» Instructions for the task: Each record that comes next should be output exactly; pictures do not belong in the copy.

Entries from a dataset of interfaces
┌──

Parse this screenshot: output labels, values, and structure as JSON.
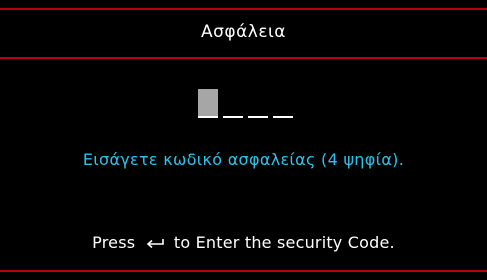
{
  "menu": {
    "title": "Ασφάλεια"
  },
  "security_code": {
    "digit_count": 4,
    "entered_count": 0,
    "active_index": 0,
    "instruction": "Εισάγετε κωδικό ασφαλείας (4 ψηφία)."
  },
  "hint": {
    "prefix": "Press",
    "icon": "enter-return-icon",
    "suffix": "to Enter the security Code."
  },
  "colors": {
    "background": "#000000",
    "divider": "#b8000a",
    "instruction_text": "#29c4ec",
    "cursor_block": "#a6a6a6"
  }
}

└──

» Answer to this task:
Parse this screenshot: output labels, values, and structure as JSON.
{
  "menu": {
    "title": "Ασφάλεια"
  },
  "security_code": {
    "digit_count": 4,
    "entered_count": 0,
    "active_index": 0,
    "instruction": "Εισάγετε κωδικό ασφαλείας (4 ψηφία)."
  },
  "hint": {
    "prefix": "Press",
    "icon": "enter-return-icon",
    "suffix": "to Enter the security Code."
  },
  "colors": {
    "background": "#000000",
    "divider": "#b8000a",
    "instruction_text": "#29c4ec",
    "cursor_block": "#a6a6a6"
  }
}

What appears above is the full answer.